In the example shown, the selector 20 comprises a switch body 22 that is activated by a key 24. The key 24 is inserted into a hole 26 formed within the switch body 22. When the key 24 is in a center poison as shown, the control 18 is in the auto or normal mode of operation. The key 24 is rotated in a clockwise direction to place the control 18 in the “off” mode. The key 24 is rotated in a counter-clockwise direction to place the control 18 in the “on” mode. It should be understood that a key is just one example configuration for a selector 20 and that other types of selectors could be used to change between the different operational modes of the electronic faucet 10.
Current electronic faucets include a microcontroller. The control 18 for the subject invention uses two (2) of the inputs of the current microcontroller with the selector 20. The control 18 reads a position of the selector 20 as either a logic high or a logic low. If a logic low is detected, an active designation is determined and the control 18 issues a signal to place the electronic faucet 10 in the desired mode of operation. If a logic high is detected on both inputs then the control 18 maintains the normal or auto mode of operation.
One example control system process is shown in FIG. 2. The control 18 starts at step 100 and determines at step 110 whether the selector 20 is in the on position. If the selector 20 is in the on position, the control 18 turns the electronic faucet 10 on as indicated at step 120 for constant flow, and then enters a sleep mode as indicated at step 130. The control 18 remains in the sleep mode until the selector 20 is moved to a different position and the control 18 determines that the selector is no longer in the on position.

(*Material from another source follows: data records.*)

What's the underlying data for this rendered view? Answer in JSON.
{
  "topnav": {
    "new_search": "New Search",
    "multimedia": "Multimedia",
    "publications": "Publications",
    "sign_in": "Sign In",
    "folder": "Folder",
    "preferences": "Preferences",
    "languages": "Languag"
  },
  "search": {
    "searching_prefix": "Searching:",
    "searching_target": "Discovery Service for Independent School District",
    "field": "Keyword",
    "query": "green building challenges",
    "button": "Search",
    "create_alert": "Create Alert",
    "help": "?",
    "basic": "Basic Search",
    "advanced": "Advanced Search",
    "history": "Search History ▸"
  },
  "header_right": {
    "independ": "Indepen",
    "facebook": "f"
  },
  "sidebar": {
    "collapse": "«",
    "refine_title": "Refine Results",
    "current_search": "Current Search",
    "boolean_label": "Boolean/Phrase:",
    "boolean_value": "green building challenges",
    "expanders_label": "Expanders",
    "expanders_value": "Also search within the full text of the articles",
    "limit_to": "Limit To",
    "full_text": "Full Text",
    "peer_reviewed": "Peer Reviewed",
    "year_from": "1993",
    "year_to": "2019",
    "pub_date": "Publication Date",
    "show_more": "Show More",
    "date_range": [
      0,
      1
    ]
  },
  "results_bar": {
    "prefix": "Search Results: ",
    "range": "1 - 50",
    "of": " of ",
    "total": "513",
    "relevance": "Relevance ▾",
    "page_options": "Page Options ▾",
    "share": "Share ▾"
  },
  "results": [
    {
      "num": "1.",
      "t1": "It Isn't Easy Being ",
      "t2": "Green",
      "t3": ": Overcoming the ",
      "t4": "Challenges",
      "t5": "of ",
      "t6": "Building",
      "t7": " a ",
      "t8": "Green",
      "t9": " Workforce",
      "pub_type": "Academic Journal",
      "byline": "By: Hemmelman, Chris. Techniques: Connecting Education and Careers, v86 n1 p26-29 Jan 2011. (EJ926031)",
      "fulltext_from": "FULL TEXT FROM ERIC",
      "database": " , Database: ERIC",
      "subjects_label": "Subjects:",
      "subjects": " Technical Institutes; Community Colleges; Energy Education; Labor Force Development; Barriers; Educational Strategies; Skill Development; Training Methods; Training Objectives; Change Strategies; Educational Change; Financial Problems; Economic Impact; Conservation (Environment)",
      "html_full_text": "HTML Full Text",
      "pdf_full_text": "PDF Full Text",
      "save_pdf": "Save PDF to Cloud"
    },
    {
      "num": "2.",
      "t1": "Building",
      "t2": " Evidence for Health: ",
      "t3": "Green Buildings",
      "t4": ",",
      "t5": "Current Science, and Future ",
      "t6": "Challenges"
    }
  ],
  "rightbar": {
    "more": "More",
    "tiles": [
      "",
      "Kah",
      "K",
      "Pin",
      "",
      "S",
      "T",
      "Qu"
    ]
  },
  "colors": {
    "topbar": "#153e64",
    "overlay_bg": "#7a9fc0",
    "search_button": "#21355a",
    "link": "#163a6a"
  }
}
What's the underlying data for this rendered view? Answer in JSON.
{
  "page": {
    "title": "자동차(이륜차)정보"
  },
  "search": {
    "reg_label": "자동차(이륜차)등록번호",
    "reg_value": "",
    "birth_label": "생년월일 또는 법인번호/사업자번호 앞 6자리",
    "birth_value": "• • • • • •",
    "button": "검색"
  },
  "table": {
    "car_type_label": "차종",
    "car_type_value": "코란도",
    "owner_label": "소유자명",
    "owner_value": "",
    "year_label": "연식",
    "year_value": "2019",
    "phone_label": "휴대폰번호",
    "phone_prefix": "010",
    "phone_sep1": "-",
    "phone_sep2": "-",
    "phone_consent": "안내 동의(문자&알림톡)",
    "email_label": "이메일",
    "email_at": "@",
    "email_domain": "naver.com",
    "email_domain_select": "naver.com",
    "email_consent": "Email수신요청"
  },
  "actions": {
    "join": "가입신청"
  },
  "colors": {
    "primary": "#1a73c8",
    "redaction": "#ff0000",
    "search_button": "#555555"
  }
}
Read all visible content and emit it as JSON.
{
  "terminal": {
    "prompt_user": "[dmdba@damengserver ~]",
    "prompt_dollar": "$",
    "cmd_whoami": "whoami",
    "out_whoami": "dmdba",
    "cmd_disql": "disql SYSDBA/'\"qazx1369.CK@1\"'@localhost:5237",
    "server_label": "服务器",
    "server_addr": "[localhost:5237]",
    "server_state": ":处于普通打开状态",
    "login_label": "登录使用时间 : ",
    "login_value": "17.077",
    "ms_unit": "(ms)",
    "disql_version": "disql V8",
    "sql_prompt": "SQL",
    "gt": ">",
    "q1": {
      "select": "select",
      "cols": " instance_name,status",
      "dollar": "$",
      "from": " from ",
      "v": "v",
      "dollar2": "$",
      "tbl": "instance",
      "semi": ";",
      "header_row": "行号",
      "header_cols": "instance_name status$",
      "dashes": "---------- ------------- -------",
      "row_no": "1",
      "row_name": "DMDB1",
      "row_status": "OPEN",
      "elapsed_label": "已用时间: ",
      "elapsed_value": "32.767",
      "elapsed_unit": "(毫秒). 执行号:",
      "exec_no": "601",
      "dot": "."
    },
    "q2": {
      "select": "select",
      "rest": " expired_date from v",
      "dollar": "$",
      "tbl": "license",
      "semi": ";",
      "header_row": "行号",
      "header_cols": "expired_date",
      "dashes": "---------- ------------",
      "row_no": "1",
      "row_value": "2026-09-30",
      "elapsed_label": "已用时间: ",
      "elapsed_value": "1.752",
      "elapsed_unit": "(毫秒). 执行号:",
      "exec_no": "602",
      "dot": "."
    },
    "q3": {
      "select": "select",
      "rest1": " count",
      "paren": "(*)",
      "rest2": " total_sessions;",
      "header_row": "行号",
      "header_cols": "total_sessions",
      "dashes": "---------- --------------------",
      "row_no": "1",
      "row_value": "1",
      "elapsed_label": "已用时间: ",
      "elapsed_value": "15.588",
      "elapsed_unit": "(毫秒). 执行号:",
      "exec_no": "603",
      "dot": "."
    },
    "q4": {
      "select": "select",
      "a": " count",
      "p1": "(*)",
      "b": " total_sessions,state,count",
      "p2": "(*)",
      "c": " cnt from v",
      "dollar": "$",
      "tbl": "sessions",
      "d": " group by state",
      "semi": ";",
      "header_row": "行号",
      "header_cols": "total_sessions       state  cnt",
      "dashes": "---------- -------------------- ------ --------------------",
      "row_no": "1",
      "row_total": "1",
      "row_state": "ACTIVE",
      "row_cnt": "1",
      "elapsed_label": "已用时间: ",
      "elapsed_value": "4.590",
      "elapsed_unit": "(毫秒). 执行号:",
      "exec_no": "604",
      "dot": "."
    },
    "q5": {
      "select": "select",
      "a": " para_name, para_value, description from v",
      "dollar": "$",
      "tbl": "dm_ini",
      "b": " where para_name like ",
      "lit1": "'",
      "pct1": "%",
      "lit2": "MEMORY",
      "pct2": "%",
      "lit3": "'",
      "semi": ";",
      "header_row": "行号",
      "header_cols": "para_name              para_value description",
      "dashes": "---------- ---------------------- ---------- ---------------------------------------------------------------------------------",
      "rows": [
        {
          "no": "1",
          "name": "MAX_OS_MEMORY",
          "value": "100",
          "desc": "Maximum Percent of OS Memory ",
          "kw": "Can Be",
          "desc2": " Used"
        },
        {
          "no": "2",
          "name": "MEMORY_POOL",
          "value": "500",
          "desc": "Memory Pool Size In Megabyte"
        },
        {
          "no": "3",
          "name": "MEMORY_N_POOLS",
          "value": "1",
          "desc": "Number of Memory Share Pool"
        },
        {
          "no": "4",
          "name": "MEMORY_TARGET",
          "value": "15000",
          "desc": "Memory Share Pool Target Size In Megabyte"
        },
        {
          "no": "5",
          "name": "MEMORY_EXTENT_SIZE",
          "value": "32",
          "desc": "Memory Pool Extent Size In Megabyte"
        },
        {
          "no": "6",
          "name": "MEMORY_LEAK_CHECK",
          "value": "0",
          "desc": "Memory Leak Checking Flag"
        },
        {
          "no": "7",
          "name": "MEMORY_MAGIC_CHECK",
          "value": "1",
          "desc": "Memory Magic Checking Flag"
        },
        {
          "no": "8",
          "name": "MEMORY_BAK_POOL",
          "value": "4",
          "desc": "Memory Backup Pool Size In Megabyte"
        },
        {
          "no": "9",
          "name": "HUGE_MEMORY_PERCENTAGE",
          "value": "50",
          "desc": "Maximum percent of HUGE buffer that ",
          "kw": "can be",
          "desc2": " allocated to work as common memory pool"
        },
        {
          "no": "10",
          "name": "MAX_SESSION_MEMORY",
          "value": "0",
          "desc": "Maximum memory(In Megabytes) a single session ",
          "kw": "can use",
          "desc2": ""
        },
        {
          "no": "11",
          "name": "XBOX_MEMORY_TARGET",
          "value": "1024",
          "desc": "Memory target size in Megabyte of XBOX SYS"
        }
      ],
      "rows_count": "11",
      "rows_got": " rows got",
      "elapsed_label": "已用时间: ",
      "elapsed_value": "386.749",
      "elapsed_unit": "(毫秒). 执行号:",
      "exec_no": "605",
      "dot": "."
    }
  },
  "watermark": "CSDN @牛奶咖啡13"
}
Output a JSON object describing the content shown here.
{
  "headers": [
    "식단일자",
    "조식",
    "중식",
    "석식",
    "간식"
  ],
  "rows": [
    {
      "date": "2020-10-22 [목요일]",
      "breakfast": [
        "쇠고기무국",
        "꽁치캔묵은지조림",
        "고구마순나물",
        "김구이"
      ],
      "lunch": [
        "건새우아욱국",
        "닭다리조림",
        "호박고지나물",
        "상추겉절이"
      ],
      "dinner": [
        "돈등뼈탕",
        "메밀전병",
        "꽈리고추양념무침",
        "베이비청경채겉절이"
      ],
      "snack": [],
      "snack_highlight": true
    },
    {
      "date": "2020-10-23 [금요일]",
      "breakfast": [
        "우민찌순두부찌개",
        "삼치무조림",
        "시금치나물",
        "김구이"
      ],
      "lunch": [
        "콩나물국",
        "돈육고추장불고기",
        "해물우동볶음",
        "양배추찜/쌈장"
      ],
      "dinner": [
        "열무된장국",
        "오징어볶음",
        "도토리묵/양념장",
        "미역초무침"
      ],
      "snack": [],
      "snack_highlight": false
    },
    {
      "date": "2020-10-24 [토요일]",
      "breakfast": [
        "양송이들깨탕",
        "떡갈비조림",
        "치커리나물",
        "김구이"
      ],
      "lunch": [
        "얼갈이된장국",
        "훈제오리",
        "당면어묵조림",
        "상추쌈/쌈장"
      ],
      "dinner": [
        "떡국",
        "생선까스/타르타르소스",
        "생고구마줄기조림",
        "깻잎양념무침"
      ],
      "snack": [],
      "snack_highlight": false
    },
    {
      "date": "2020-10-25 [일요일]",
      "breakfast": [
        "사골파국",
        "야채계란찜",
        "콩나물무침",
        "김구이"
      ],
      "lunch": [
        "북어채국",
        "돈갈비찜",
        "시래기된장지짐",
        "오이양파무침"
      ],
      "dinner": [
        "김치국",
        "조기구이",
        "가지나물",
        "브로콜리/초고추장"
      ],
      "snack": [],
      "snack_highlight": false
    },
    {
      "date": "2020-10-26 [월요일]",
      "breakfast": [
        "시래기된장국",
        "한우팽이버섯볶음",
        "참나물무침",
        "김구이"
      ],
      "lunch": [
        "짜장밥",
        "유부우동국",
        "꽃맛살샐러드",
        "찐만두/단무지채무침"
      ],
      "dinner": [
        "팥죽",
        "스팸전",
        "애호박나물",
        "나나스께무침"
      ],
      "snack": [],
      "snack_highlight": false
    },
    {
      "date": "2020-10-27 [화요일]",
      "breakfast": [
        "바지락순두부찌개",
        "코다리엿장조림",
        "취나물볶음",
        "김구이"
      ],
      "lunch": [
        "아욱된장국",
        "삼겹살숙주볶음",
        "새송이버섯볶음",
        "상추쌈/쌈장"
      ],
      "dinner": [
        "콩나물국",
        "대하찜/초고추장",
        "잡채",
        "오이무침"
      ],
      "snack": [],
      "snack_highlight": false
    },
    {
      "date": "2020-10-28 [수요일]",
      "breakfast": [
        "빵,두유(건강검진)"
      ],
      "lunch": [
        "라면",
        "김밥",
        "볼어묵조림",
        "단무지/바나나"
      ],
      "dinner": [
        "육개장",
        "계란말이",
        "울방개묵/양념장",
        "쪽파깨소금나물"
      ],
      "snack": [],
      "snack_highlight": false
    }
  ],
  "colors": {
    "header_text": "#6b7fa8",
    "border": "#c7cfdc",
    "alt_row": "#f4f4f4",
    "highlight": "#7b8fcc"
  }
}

If the selector 20 is not in the on position, the control 18 then determines if the selector 20 is in the off position, as shown at step 140. If the selector 20 is in the off position, the control 18 shuts off the water as indicated at step 150, and enters a sleep mode as indicated at step 160. Once in this mode, nothing can trigger the water to flow. The control 18 remains in the sleep mode until the selector 20 is moved to a different position and the control 18 determines that the selector is no longer in the off position.
If the selector 20 is not in the off position and is not in the on position, the control 18 continues with normal faucet operation as indicated at step 170. When in this mode, the electronic faucet 10 provides intermittent flow in response to a sensed object 16 as described above. The electronic faucet 10 remains in the mode until the selector 20 is moved into either the off or on position.
It should be understood that while a single electronic faucet 10 is shown in FIG. 1, the control 18 could be used to control a series of electronic faucets 10 in a bank of sinks 12, such as in a public restroom for example. The control 18 could use a single selector 20 for each electronic faucet 10 to provide individual control, or could use one common selector 20 to control operation of all of the electronic faucets 10.
Although a preferred embodiment of this invention has been disclosed, a worker of ordinary skill in this art would recognize that certain modifications would come within the scope of this invention. For that reason, the following claims should be studied to determine the true scope and content of this invention.